I want to let you know about Can the pay day loan Be Reinvented?
There has been some conjecture that payday financing is placed to possess a year that is big. Along with valid reason.
The sole focus of their business model as mentioned in American Banker’s “8 Nonbanks to Watch in 2013,” several tech startups have made short-term credit. The slideshow mentions ThinkFinance, a web business that makes use of data gathered via social media marketing to drive along the cost of the short-term loan, and Wonga, a short term loan provider located in the U.K. this is certainly considering a vacation for this region of the pond.

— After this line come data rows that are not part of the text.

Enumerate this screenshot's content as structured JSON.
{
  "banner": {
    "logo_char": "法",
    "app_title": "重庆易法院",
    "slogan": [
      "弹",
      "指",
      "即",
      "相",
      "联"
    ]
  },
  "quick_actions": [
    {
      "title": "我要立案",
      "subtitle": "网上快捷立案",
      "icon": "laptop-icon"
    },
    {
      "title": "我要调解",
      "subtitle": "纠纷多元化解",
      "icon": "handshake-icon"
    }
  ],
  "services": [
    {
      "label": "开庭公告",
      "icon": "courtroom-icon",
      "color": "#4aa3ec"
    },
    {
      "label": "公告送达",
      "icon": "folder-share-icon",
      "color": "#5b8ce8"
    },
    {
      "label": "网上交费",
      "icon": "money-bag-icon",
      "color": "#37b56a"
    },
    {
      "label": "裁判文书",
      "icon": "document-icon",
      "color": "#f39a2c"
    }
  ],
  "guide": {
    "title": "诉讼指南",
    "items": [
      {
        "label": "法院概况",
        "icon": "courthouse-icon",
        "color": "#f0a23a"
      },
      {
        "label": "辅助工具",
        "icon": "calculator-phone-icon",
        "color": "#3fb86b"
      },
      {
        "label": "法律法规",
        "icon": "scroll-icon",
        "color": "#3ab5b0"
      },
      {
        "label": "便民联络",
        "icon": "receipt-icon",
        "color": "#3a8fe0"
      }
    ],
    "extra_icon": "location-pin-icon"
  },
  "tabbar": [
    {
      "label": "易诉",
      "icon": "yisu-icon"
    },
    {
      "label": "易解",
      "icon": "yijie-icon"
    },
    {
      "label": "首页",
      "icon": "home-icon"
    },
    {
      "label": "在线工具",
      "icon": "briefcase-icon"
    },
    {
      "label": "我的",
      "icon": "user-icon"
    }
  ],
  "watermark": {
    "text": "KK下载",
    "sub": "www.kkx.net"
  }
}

Other programs are her response focusing on the area. ZestFinance, a Hollywood, Calif., business, is selling an underwriting design to loan providers it promises features a standard price 50% much better than business average. BillFloat, a bay area startup that provides a lending that is short-term, simply revealed it had raised $21 million to grow its loan choices. additionally located in bay area, LendUp advertises loans that are transparent choose borrowers.
While these firms’ business designs differ, their ultimate objective seems to be the exact same: make use of some kind of huge information to drive the cost down of that loan therefore underserved customers could possibly get credit without having to pay an excessive cost. (based on the customer Federation of The united states, payday advances typically cost 400% for an percentage that is annual basis or maybe more, with finance costs which range from $15 to $30 for a $100 loan.) Price transparency is normally an element of the pitch too.
There is undoubtedly a need with this types of product. Relating to a written report through the Center for Financial Services Innovation, an projected 15 million Us americans looked to small-dollar credit items last year, with charges compensated to gain access to these financial loans amounting to $17 billion. Other experts have actually pegged the business’s yearly earnings a lot higher, at about $30 billion per year, and link between a FDIC that is recent survey the company to encourage financial institutions to expand solutions towards the underbanked in December.
But you will find main reasons why most standard finance institutions may be reluctant to companion, or alternatively compete, with one of these startups. Simply this thirty days, five Senate Democrats urged regulators to get rid of the banks that tend to be few are actually providing high-interest, short-term financial loans of one’s own, usually known as deposit advance products.
These Senators were the group that is latest to voice opposition towards the rehearse. Customer advocacy organizations, for instance the Center for Responsible Lending, have traditionally campaigned for Wells Fargo, US Bank, areas Financial, Fifth Third and Guaranty Bank to get rid of these items from their particular toolbox.
“Finally, pay day loans erode the possessions of bank clients and, as opposed to advertise cost savings, make checking accounts unsafe for several consumers,” advocacy groups published inside a petition to regulators early this past year.
And startups have actually attempted вЂ“ and failed вЂ“ to improve on the payday lending business in days gone by. TandemMoney, a-south company that is dakota-based to wean the underserved down high-cost credit, sought out of company at the conclusion of 2012, citing regulating scrutiny because the basis for its demise. The primary issue among its opponents: the concept вЂ“ a prepaid debit card that let consumers borrow short term money as long as they put aside $20 in cost savings on a monthly basis вЂ“ all too closely resembled a payday loan.
Stigma actually truly the only reason temporary credit remains a business that is risky. Banking institutions вЂ“ little financial institutions, particularly вЂ“ have long experienced a time that is hard away from small-dollar financial loans. Tech organizations, especially those trying to underwrite for finance companies and never make financial loans by themselves, could possibly drive APRs down seriously to an amount considered appropriate by consumer advocacy teams as well as other payday opponents, but there is no guarantee that quantity may be similarly appealing to their potential clients (i.e., banking institutions).
Also, like a Wired article points down, much better information and much more advanced danger administration resources could just like easily work against underserved borrowers.
“A loan provider might choose to have fun with the spread,” the article notes. “Charge minimal high-risk customers way less therefore the most dangerous consumers much more, all within the title of having as numerous customers possible,” instead of just providing towards the people disclosed become good dangers.
Can the pay day loan previously be reinvented? If so, what conditions and terms would need to be related to it? Tell us into the responses below.